For this exercise, write out every entry exactly and leave the pictures out.

====

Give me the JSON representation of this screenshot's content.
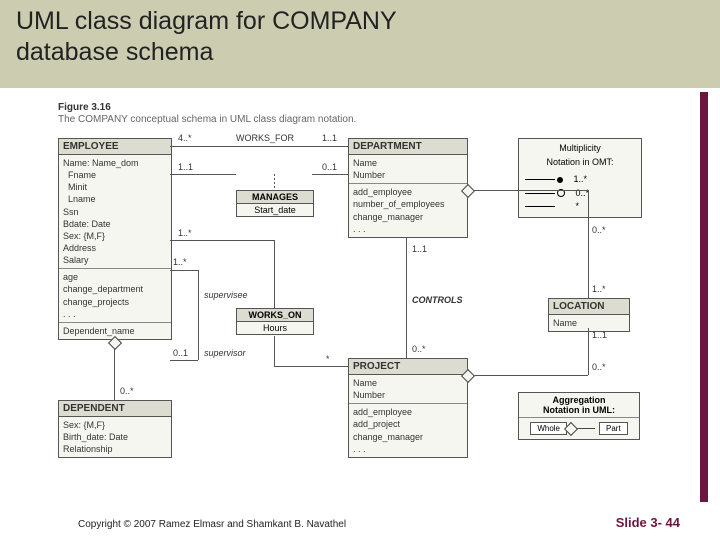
{
  "title_line1": "UML class diagram for COMPANY",
  "title_line2": "database schema",
  "figure_label": "Figure 3.16",
  "figure_caption": "The COMPANY conceptual schema in UML class diagram notation.",
  "footer_left": "Copyright © 2007 Ramez Elmasr and Shamkant B. Navathel",
  "footer_right": "Slide 3- 44",
  "employee": {
    "header": "EMPLOYEE",
    "attrs": "Name: Name_dom\n  Fname\n  Minit\n  Lname\nSsn\nBdate: Date\nSex: {M,F}\nAddress\nSalary",
    "ops": "age\nchange_department\nchange_projects\n. . .",
    "extra": "Dependent_name"
  },
  "department": {
    "header": "DEPARTMENT",
    "attrs": "Name\nNumber",
    "ops": "add_employee\nnumber_of_employees\nchange_manager\n. . ."
  },
  "project": {
    "header": "PROJECT",
    "attrs": "Name\nNumber",
    "ops": "add_employee\nadd_project\nchange_manager\n. . ."
  },
  "location": {
    "header": "LOCATION",
    "attrs": "Name"
  },
  "dependent": {
    "header": "DEPENDENT",
    "attrs": "Sex: {M,F}\nBirth_date: Date\nRelationship"
  },
  "manages": {
    "header": "MANAGES",
    "row": "Start_date"
  },
  "workson": {
    "header": "WORKS_ON",
    "row": "Hours"
  },
  "labels": {
    "works_for": "WORKS_FOR",
    "controls": "CONTROLS",
    "supervisee": "supervisee",
    "supervisor": "supervisor",
    "m_4star": "4..*",
    "m_1_1": "1..1",
    "m_0_1": "0..1",
    "m_1star": "1..*",
    "m_0star": "0..*",
    "m_star": "*"
  },
  "legend_mult": {
    "title": "Multiplicity\nNotation in OMT:",
    "r1": "1..*",
    "r2": "0..*",
    "r3": "*"
  },
  "legend_agg": {
    "title": "Aggregation\nNotation in UML:",
    "whole": "Whole",
    "part": "Part"
  }
}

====

» **Output of the exercise**
Give me the JSON representation of this screenshot's content.
{
  "title_line1": "UML class diagram for COMPANY",
  "title_line2": "database schema",
  "figure_label": "Figure 3.16",
  "figure_caption": "The COMPANY conceptual schema in UML class diagram notation.",
  "footer_left": "Copyright © 2007 Ramez Elmasr and Shamkant B. Navathel",
  "footer_right": "Slide 3- 44",
  "employee": {
    "header": "EMPLOYEE",
    "attrs": "Name: Name_dom\n  Fname\n  Minit\n  Lname\nSsn\nBdate: Date\nSex: {M,F}\nAddress\nSalary",
    "ops": "age\nchange_department\nchange_projects\n. . .",
    "extra": "Dependent_name"
  },
  "department": {
    "header": "DEPARTMENT",
    "attrs": "Name\nNumber",
    "ops": "add_employee\nnumber_of_employees\nchange_manager\n. . ."
  },
  "project": {
    "header": "PROJECT",
    "attrs": "Name\nNumber",
    "ops": "add_employee\nadd_project\nchange_manager\n. . ."
  },
  "location": {
    "header": "LOCATION",
    "attrs": "Name"
  },
  "dependent": {
    "header": "DEPENDENT",
    "attrs": "Sex: {M,F}\nBirth_date: Date\nRelationship"
  },
  "manages": {
    "header": "MANAGES",
    "row": "Start_date"
  },
  "workson": {
    "header": "WORKS_ON",
    "row": "Hours"
  },
  "labels": {
    "works_for": "WORKS_FOR",
    "controls": "CONTROLS",
    "supervisee": "supervisee",
    "supervisor": "supervisor",
    "m_4star": "4..*",
    "m_1_1": "1..1",
    "m_0_1": "0..1",
    "m_1star": "1..*",
    "m_0star": "0..*",
    "m_star": "*"
  },
  "legend_mult": {
    "title": "Multiplicity\nNotation in OMT:",
    "r1": "1..*",
    "r2": "0..*",
    "r3": "*"
  },
  "legend_agg": {
    "title": "Aggregation\nNotation in UML:",
    "whole": "Whole",
    "part": "Part"
  }
}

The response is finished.